The thing is to differentiate between two key types of tasks in our work: let's designate them as Type A tasks and Type C tasks. Type A tasks are those where striving for excellence is mission critical. These are areas where you genuinely want to outperform, not merely because of the inherent satisfaction but primarily because the institution's success hinges on these tasks. Examples of Type A tasks include real program improvement, student recruitment, and initiatives aimed at enhancing student success. These tasks directly impact the quality of education offered, the reputation of the institution, and its overall success.
Conversely, Type C tasks represent those functions where the objective is to meet the requirements without investing an enormous amount of time and effort. Essentially, you're looking to get a C grade. Think of it as compliance or box-ticking tasks such as accreditation, program review, required training, and various other regulatory compliance tasks.
Herein lies a potential pitfall: attempting to get an A in every task. On the surface, it might seem like a commendable ambition to excel in all we undertake. However, in the context of higher education administration, it can be a dangerous distraction. By devoting resources, time, and energy to strive for an A on a Type C task, you are invariably sidelining a real Type A problem that warrants that dedication.

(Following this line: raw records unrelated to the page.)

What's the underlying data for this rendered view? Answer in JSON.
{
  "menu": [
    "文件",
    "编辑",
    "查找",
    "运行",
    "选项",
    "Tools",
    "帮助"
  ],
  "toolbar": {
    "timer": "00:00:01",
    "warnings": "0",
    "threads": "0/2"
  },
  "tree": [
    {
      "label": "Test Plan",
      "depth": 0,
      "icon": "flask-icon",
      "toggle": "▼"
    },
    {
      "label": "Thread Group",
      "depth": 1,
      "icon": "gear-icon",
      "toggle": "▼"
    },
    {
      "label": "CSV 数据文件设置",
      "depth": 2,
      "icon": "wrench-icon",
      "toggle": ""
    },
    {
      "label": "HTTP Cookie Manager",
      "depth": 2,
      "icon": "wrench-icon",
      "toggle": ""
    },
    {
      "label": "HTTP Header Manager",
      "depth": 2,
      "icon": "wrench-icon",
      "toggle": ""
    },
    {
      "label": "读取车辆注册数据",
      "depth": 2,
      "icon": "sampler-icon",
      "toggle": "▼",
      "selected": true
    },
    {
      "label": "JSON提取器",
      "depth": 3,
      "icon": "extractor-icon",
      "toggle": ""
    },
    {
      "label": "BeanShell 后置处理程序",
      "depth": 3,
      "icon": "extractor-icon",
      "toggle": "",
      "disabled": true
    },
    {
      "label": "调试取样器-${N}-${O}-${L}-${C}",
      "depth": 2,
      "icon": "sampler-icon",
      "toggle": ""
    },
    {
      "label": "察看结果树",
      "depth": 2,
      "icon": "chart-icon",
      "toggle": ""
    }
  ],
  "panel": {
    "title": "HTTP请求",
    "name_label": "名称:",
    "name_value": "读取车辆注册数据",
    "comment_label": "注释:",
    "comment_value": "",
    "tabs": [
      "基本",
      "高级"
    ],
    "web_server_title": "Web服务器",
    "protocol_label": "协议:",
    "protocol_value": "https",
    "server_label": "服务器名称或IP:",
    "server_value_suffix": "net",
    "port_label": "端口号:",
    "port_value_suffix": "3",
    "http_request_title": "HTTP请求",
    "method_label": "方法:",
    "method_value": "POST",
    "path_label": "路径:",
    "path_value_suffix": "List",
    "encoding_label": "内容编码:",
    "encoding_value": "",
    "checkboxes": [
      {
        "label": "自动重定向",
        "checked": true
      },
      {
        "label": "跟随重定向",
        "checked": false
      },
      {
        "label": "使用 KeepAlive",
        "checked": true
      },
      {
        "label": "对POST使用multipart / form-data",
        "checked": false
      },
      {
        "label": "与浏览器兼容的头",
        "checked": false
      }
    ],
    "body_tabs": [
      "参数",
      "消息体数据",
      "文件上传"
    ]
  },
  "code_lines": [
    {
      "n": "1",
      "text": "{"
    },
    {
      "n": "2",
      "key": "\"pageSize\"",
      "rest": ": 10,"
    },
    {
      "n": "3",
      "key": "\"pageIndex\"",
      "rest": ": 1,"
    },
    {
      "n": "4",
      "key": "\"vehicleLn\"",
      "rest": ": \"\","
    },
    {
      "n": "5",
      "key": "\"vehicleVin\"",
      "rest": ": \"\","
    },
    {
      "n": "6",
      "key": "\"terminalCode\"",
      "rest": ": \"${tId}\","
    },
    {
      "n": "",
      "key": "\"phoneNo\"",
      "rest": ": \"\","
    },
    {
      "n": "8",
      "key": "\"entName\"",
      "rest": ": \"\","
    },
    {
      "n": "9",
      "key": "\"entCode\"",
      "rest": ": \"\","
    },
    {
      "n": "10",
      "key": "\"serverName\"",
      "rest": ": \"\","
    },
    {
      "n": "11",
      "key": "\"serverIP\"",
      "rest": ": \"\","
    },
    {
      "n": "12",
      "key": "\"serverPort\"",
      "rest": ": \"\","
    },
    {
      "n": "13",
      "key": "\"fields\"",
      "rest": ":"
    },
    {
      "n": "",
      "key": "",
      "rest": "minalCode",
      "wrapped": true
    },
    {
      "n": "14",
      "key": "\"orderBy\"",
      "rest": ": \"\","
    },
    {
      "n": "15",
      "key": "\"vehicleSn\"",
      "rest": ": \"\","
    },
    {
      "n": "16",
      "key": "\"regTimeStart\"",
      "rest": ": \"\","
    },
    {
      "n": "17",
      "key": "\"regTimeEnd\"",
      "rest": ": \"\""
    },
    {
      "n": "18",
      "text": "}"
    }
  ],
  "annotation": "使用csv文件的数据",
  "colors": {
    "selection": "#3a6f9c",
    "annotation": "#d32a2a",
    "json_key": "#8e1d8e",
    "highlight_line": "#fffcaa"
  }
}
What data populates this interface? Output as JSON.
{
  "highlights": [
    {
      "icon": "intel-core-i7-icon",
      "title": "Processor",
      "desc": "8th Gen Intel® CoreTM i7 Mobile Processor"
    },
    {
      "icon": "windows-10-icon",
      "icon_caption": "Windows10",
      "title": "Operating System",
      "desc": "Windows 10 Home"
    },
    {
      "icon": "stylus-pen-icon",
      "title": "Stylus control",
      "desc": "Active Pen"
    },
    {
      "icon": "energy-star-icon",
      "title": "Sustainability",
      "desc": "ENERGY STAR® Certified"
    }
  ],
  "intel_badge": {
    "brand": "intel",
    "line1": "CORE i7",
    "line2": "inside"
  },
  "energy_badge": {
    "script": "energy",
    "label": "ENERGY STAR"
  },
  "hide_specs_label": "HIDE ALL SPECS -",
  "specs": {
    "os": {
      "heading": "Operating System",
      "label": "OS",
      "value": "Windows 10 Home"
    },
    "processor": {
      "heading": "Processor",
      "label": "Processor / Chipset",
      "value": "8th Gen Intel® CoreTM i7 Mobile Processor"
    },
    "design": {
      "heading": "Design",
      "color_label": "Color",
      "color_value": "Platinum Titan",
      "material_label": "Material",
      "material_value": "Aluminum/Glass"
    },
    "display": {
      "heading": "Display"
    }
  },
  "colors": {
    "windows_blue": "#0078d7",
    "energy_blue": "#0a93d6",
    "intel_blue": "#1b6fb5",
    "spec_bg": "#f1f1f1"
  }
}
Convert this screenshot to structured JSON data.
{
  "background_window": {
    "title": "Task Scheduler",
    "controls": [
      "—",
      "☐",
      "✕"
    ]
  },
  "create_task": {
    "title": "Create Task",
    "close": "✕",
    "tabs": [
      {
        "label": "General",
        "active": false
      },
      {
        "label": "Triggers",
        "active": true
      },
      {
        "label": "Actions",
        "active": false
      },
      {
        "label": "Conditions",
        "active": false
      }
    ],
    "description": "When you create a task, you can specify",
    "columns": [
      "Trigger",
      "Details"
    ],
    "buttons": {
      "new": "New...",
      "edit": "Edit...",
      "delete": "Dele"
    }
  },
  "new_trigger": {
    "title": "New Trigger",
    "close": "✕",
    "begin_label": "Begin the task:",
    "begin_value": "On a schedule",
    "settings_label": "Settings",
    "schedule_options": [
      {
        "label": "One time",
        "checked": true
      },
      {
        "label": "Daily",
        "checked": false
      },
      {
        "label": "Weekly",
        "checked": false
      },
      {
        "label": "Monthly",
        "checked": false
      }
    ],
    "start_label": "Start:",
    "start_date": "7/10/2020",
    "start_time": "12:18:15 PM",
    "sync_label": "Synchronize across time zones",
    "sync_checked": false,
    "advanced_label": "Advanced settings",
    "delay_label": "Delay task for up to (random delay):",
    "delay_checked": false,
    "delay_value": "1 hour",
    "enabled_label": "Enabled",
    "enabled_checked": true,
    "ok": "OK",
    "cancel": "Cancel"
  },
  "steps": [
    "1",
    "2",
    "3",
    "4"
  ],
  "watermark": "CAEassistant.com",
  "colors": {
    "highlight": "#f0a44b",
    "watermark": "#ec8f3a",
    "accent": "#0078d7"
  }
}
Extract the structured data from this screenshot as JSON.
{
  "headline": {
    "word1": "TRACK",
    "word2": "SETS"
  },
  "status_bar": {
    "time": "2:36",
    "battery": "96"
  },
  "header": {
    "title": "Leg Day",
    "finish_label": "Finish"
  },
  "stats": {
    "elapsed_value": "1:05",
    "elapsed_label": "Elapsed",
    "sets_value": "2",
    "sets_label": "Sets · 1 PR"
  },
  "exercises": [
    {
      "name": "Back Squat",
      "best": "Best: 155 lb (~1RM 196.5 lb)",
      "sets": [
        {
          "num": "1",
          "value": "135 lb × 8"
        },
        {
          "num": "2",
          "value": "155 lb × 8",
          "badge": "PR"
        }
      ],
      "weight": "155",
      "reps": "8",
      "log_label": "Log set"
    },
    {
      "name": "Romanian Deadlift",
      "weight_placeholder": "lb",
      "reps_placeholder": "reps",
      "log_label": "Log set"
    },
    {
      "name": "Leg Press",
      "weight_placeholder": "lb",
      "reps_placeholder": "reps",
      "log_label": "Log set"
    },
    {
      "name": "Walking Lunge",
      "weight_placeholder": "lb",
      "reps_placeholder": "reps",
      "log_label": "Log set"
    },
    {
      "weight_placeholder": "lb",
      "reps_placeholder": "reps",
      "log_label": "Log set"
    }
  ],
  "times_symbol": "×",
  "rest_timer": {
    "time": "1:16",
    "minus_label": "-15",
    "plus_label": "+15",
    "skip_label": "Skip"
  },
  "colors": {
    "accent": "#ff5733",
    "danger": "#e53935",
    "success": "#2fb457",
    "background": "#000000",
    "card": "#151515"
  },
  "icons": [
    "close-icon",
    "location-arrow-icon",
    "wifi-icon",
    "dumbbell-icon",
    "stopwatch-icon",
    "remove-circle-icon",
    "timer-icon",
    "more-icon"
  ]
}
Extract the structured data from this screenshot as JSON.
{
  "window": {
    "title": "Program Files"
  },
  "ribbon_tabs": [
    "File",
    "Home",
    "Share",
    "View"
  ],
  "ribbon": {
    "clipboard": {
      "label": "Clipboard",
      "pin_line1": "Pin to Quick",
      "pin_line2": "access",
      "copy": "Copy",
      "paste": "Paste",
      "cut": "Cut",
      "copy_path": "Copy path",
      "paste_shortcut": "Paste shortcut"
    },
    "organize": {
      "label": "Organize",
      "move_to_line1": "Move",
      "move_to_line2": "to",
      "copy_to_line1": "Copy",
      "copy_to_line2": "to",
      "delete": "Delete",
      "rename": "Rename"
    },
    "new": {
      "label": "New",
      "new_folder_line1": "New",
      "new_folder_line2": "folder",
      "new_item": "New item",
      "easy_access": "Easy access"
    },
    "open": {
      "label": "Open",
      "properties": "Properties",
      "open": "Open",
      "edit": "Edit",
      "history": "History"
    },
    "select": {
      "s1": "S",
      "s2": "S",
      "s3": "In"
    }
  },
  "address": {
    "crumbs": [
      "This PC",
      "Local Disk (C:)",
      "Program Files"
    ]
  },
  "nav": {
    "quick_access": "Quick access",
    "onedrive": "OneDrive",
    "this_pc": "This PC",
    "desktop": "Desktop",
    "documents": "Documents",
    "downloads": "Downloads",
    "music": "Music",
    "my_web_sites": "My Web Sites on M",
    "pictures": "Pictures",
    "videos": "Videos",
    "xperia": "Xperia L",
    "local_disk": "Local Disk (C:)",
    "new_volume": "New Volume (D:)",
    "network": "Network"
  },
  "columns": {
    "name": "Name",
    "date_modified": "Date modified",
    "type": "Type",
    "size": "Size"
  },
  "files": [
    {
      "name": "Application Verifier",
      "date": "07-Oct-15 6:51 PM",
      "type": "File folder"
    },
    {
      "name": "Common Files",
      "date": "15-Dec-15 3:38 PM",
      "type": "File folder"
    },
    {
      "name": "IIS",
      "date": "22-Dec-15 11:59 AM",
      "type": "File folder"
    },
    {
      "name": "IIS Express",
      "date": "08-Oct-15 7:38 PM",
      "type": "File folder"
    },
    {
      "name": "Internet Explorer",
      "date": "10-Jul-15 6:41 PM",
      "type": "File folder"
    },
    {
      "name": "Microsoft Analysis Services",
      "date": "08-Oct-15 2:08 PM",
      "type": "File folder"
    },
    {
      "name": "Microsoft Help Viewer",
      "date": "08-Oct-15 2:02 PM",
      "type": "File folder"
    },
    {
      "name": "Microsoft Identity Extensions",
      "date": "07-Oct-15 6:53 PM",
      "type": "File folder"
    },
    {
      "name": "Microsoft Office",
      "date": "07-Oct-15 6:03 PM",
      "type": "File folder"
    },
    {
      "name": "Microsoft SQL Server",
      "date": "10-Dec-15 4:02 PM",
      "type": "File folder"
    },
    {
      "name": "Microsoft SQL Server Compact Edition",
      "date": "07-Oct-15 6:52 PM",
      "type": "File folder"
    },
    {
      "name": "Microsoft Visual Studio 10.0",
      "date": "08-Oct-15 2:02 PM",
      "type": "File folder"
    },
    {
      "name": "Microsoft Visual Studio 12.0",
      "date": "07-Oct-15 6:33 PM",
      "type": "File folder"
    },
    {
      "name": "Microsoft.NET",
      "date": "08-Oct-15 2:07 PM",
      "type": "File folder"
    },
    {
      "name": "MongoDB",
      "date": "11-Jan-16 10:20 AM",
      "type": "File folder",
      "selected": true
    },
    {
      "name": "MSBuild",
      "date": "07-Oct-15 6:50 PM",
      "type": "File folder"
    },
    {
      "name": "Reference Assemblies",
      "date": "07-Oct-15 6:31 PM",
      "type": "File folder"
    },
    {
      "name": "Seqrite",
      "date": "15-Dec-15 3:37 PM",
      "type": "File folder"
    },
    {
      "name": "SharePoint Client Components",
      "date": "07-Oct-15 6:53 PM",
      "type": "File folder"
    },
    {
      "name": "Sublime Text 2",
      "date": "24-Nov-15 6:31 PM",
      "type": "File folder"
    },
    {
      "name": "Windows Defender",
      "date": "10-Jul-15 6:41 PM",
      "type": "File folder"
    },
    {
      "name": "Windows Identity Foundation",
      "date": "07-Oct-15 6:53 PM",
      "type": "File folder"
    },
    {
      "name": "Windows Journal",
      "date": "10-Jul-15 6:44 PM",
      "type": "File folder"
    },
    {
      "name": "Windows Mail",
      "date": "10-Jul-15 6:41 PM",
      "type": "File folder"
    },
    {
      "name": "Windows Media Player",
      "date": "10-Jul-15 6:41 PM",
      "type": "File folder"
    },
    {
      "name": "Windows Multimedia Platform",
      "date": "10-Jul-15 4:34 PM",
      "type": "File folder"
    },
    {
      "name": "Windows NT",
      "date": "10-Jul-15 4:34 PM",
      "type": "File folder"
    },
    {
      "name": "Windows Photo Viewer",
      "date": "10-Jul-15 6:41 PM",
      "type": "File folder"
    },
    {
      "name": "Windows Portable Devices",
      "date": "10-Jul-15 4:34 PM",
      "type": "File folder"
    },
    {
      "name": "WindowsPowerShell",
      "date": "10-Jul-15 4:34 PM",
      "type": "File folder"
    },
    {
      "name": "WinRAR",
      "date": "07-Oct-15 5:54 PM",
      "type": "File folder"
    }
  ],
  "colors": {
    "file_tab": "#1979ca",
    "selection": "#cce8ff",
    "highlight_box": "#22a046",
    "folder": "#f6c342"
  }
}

This brings us to a widespread syndrome I call "compliance disease." This is when compliance becomes the main focus and overshadows real growth and development. It's characterized by an individual or institution deriving a sense of achievement and satisfaction from excelling in tasks that should have been merely "satisfactory."
Afflicted by the compliance disease, people often forget that these tasks were actually intended to be on the C list. Excelling in tasks that need not have been prioritized at all is not an achievement; it's a misallocation of resources.
This isn't to belittle the importance of meeting compliance requirements; it's essential to any institution's survival. Feeling relief when an accrediting body gives your institution a clean bill of health is OK. However, considering it a significant accomplishment and a source of pride distorts the balance of priorities.
The core challenge in higher education, like many fields, lies in discerning the truly important tasks from the merely urgent or mandated ones. The most important tasks often go unsaid, unlisted, and undefined. They're the tasks we instinctively know are necessary but might hesitate to undertake due to their complexity or because they don't come with a neat set of guidelines.
In essence, the key is to know when to aim for an A and when to be satisfied with a C. A strategic allocation of efforts will ensure that the critical tasks, the real Type A, receive the attention, resources, and excellence they deserve, driving meaningful growth and progress in the landscape of higher education.